The observed speed advantage of the ProteoStorm tool suggests it could allow for much broader metaproteomic searches than are currently practical, which, Lin noted, is potentially valuable given the undefined nature of many metaproteomic samples.

"It's important when you don't know what the taxonomic composition of your sample is," she said. "That was one of the major motivations for developing this tool."

Dennis Wolan, an associate professor of molecular medicine at the Scripps Research Institute whose work focuses on microbial environments and metaproteomics, questioned, however, why the UCSD team didn't compare ProteoStorm to existing software packages developed specifically for metaproteomics research.

He suggested that more apt comparisons would have been packages like the MetaProteomeAnalyzer (MPA) tool originally developed by researchers at the Max Planck Institute for Dynamics of Complex Technical Systems in 2015 or the ComPIL tool Wolan developed in collaboration with the lab of his Scripps colleague John Yates.

Wolan, who was not involved in the ProteoStorm work, said that based on the Cell Systems study, he believed the software might represent a small improvement over existing packages, but that he didn't think "it is a vast improvement over what is out there."

He added that "a lot of [metaproteomic software tools] are coming out, and it would be great if someone did a head-to-head comparison to see if there is anything that all the programs are missing that we could work on together."

Regarding a potential comparison to MetaProteomeAnalyzer (MPA), Bafna said that while that tool integrates the output of several existing mass spec search engines, it is not as focused as ProteoStorm on reducing the complexity of the initial search itself. He suggested that ProteoStorm might work well in combination with MPA, using the former to filter and simplify large sequence databases and the former to integrate the results.

An analysis of UTI samples in the study demonstrates the potential value of broader search capabilities, Lin said. In an initial UTI study, researchers limited their search database to a list of 20 genera they considered the most likely to be present in infected individuals and identified organisms from 15 of these genera.

When the UCSD researchers used ProteoStorm to expand their search to a pan-microbial database containing organisms from 2,259 genera, they identified both organisms from the 15 genera detected in the original experiment as well as organisms from an additional 49 genera.

Bafna noted that while the tool is primarily research-focused, it could potentially inform the development of clinical microbiology testing by helping researchers identify pathogenic organisms that should be included in clinical databases.

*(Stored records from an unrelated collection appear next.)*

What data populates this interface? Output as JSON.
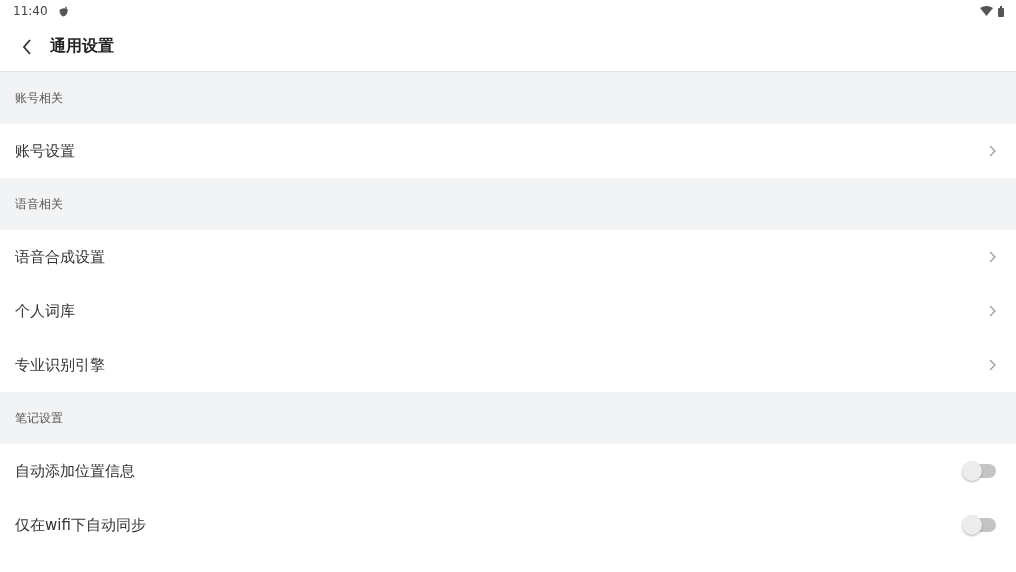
{
  "status_bar": {
    "time": "11:40"
  },
  "header": {
    "title": "通用设置"
  },
  "sections": [
    {
      "title": "账号相关",
      "items": [
        {
          "kind": "link",
          "label": "账号设置"
        }
      ]
    },
    {
      "title": "语音相关",
      "items": [
        {
          "kind": "link",
          "label": "语音合成设置"
        },
        {
          "kind": "link",
          "label": "个人词库"
        },
        {
          "kind": "link",
          "label": "专业识别引擎"
        }
      ]
    },
    {
      "title": "笔记设置",
      "items": [
        {
          "kind": "toggle",
          "label": "自动添加位置信息",
          "on": false
        },
        {
          "kind": "toggle",
          "label": "仅在wifi下自动同步",
          "on": false
        }
      ]
    }
  ]
}
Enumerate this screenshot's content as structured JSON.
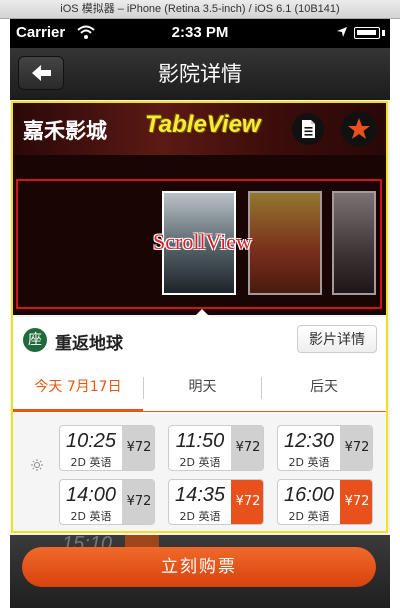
{
  "simulator": {
    "title": "iOS 模拟器 – iPhone (Retina 3.5-inch) / iOS 6.1 (10B141)"
  },
  "status_bar": {
    "carrier": "Carrier",
    "time": "2:33 PM"
  },
  "nav": {
    "title": "影院详情",
    "back_icon": "back-arrow-icon"
  },
  "header": {
    "cinema_name": "嘉禾影城",
    "annotation": "TableView",
    "doc_icon": "document-icon",
    "star_icon": "star-icon",
    "star_color": "#e8511c"
  },
  "scroll": {
    "annotation": "ScrollView"
  },
  "movie": {
    "seat_badge": "座",
    "title": "重返地球",
    "detail_button": "影片详情"
  },
  "tabs": [
    {
      "label": "今天 7月17日",
      "active": true
    },
    {
      "label": "明天",
      "active": false
    },
    {
      "label": "后天",
      "active": false
    }
  ],
  "showtimes": [
    {
      "time": "10:25",
      "format": "2D 英语",
      "price": "¥72",
      "highlight": false
    },
    {
      "time": "11:50",
      "format": "2D 英语",
      "price": "¥72",
      "highlight": false
    },
    {
      "time": "12:30",
      "format": "2D 英语",
      "price": "¥72",
      "highlight": false
    },
    {
      "time": "14:00",
      "format": "2D 英语",
      "price": "¥72",
      "highlight": false
    },
    {
      "time": "14:35",
      "format": "2D 英语",
      "price": "¥72",
      "highlight": true
    },
    {
      "time": "16:00",
      "format": "2D 英语",
      "price": "¥72",
      "highlight": true
    }
  ],
  "bottom": {
    "buy_button": "立刻购票",
    "ghost_time": "15:10"
  },
  "colors": {
    "accent": "#e8511c",
    "annotation_yellow": "#f0e020",
    "annotation_red": "#d3121a"
  }
}
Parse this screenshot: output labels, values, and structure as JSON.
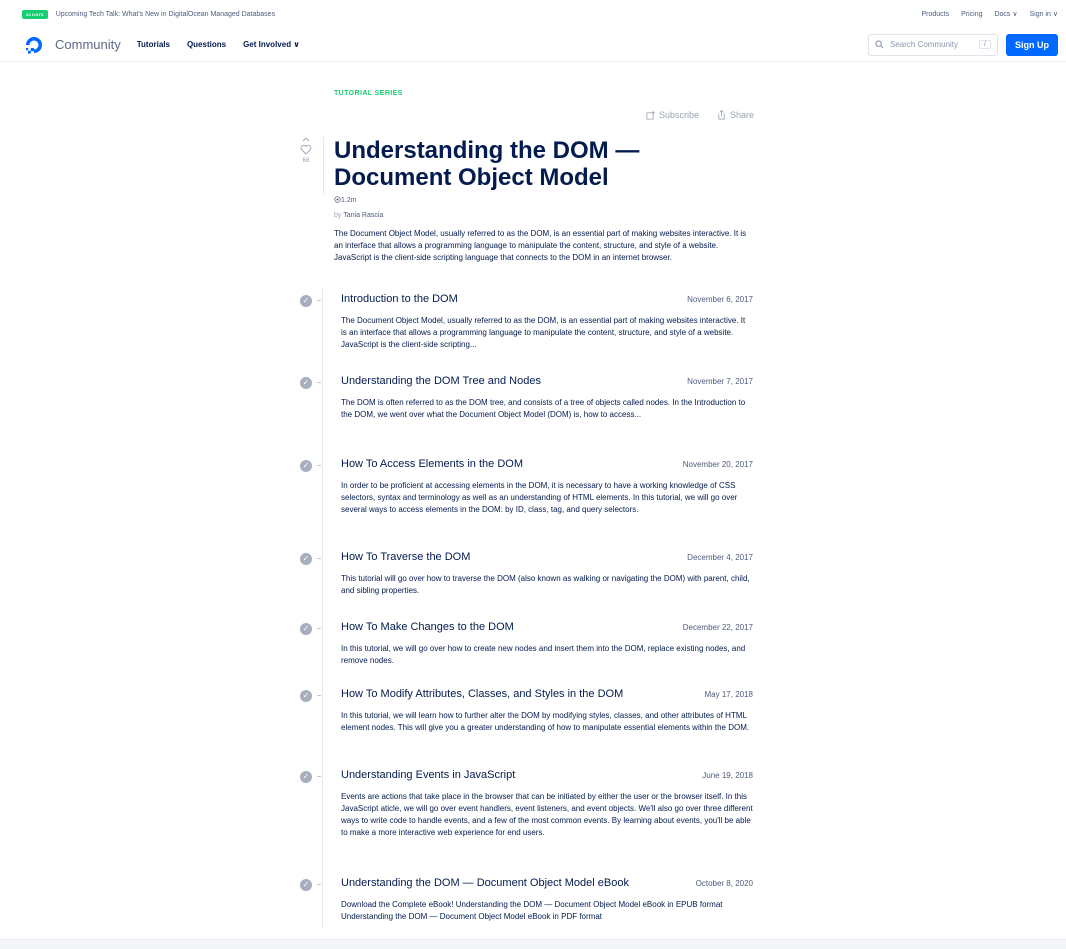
{
  "announcement": {
    "badge": "23 DAYS",
    "text": "Upcoming Tech Talk: What's New in DigitalOcean Managed Databases",
    "links": [
      "Products",
      "Pricing",
      "Docs ∨",
      "Sign in ∨"
    ]
  },
  "nav": {
    "brand": "Community",
    "links": [
      "Tutorials",
      "Questions",
      "Get Involved ∨"
    ],
    "search_placeholder": "Search Community",
    "search_shortcut": "/",
    "signup_label": "Sign Up"
  },
  "series": {
    "label": "TUTORIAL SERIES",
    "subscribe_label": "Subscribe",
    "share_label": "Share",
    "like_count": "68",
    "title": "Understanding the DOM — Document Object Model",
    "views": "1.2m",
    "by": "by",
    "author": "Tania Rascia",
    "intro": "The Document Object Model, usually referred to as the DOM, is an essential part of making websites interactive. It is an interface that allows a programming language to manipulate the content, structure, and style of a website. JavaScript is the client-side scripting language that connects to the DOM in an internet browser."
  },
  "tutorials": [
    {
      "title": "Introduction to the DOM",
      "date": "November 6, 2017",
      "desc": "The Document Object Model, usually referred to as the DOM, is an essential part of making websites interactive. It is an interface that allows a programming language to manipulate the content, structure, and style of a website. JavaScript is the client-side scripting..."
    },
    {
      "title": "Understanding the DOM Tree and Nodes",
      "date": "November 7, 2017",
      "desc": "The DOM is often referred to as the DOM tree, and consists of a tree of objects called nodes. In the Introduction to the DOM, we went over what the Document Object Model (DOM) is, how to access..."
    },
    {
      "title": "How To Access Elements in the DOM",
      "date": "November 20, 2017",
      "desc": "In order to be proficient at accessing elements in the DOM, it is necessary to have a working knowledge of CSS selectors, syntax and terminology as well as an understanding of HTML elements. In this tutorial, we will go over several ways to access elements in the DOM: by ID, class, tag, and query selectors."
    },
    {
      "title": "How To Traverse the DOM",
      "date": "December 4, 2017",
      "desc": "This tutorial will go over how to traverse the DOM (also known as walking or navigating the DOM) with parent, child, and sibling properties."
    },
    {
      "title": "How To Make Changes to the DOM",
      "date": "December 22, 2017",
      "desc": "In this tutorial, we will go over how to create new nodes and insert them into the DOM, replace existing nodes, and remove nodes."
    },
    {
      "title": "How To Modify Attributes, Classes, and Styles in the DOM",
      "date": "May 17, 2018",
      "desc": "In this tutorial, we will learn how to further alter the DOM by modifying styles, classes, and other attributes of HTML element nodes. This will give you a greater understanding of how to manipulate essential elements within the DOM."
    },
    {
      "title": "Understanding Events in JavaScript",
      "date": "June 19, 2018",
      "desc": "Events are actions that take place in the browser that can be initiated by either the user or the browser itself. In this JavaScript aticle, we will go over event handlers, event listeners, and event objects. We'll also go over three different ways to write code to handle events, and a few of the most common events. By learning about events, you'll be able to make a more interactive web experience for end users."
    },
    {
      "title": "Understanding the DOM — Document Object Model eBook",
      "date": "October 8, 2020",
      "desc": "Download the Complete eBook! Understanding the DOM — Document Object Model eBook in EPUB format Understanding the DOM — Document Object Model eBook in PDF format"
    }
  ],
  "colors": {
    "accent": "#0069ff",
    "green": "#15cd72",
    "text": "#031b4e"
  }
}
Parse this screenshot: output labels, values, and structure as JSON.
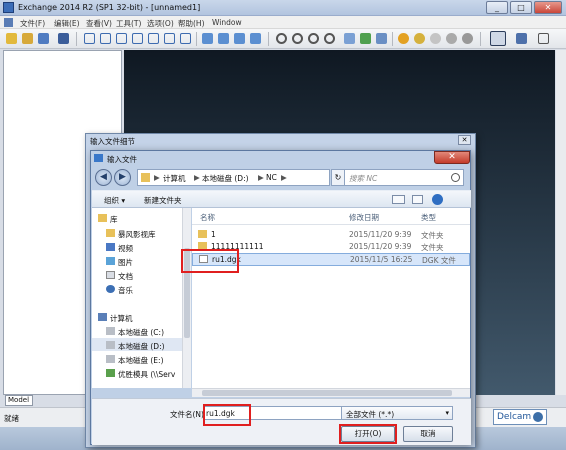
{
  "app": {
    "title": "Exchange 2014 R2 (SP1 32-bit) - [unnamed1]",
    "window_controls": [
      "_",
      "□",
      "✕"
    ]
  },
  "menu": [
    "文件(F)",
    "编辑(E)",
    "查看(V)",
    "工具(T)",
    "选项(O)",
    "帮助(H)",
    "Window"
  ],
  "left_panel": {
    "tab": "Model"
  },
  "status": {
    "text": "就绪",
    "brand": "Delcam"
  },
  "outer_dialog": {
    "title": "输入文件细节",
    "close": "✕"
  },
  "dialog": {
    "title": "输入文件",
    "close": "✕",
    "nav_back": "◀",
    "nav_forward": "▶",
    "address": [
      "计算机",
      "本地磁盘 (D:)",
      "NC"
    ],
    "address_sep": "▶",
    "refresh": "↻",
    "search_placeholder": "搜索 NC",
    "toolbar": {
      "organize": "组织 ▾",
      "new_folder": "新建文件夹"
    },
    "nav": {
      "libraries": "库",
      "lib_items": [
        "暴风影视库",
        "视频",
        "图片",
        "文档",
        "音乐"
      ],
      "computer": "计算机",
      "drives": [
        "本地磁盘 (C:)",
        "本地磁盘 (D:)",
        "本地磁盘 (E:)",
        "优胜模具 (\\\\Serv"
      ]
    },
    "columns": [
      "名称",
      "修改日期",
      "类型"
    ],
    "files": [
      {
        "name": "1",
        "date": "2015/11/20 9:39",
        "type": "文件夹"
      },
      {
        "name": "11111111111",
        "date": "2015/11/20 9:39",
        "type": "文件夹"
      },
      {
        "name": "ru1.dgk",
        "date": "2015/11/5 16:25",
        "type": "DGK 文件"
      }
    ],
    "filename_label": "文件名(N):",
    "filename_value": "ru1.dgk",
    "filetype_value": "全部文件 (*.*)",
    "open_button": "打开(O)",
    "cancel_button": "取消"
  },
  "colors": {
    "viewport_top": "#0f1822",
    "viewport_bottom": "#42596c",
    "highlight_red": "#e01f1f",
    "selection": "#d7e6fa"
  }
}
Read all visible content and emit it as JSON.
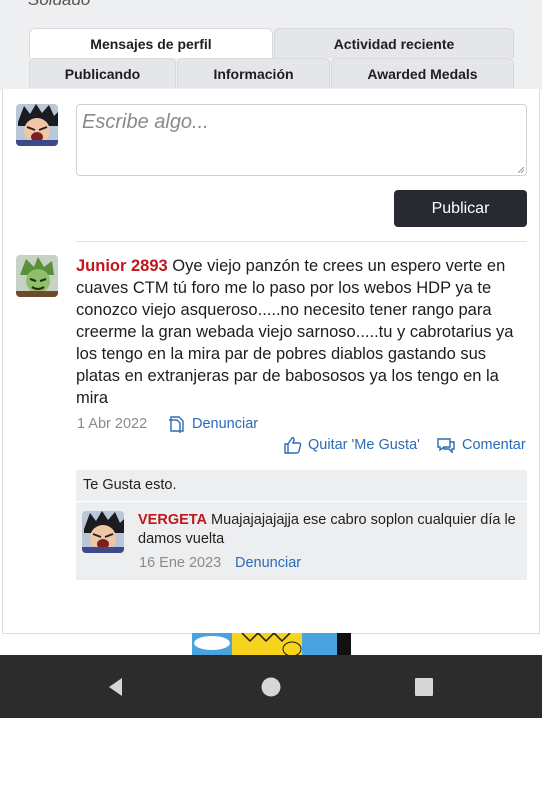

He said that he and his colleagues are now working on a proposal to use the software for metaproteomic analyses of breast milk.

"It all comes back to the same idea," Bafna said. "If you don't know what you are looking for, you want a tool that is unbiased."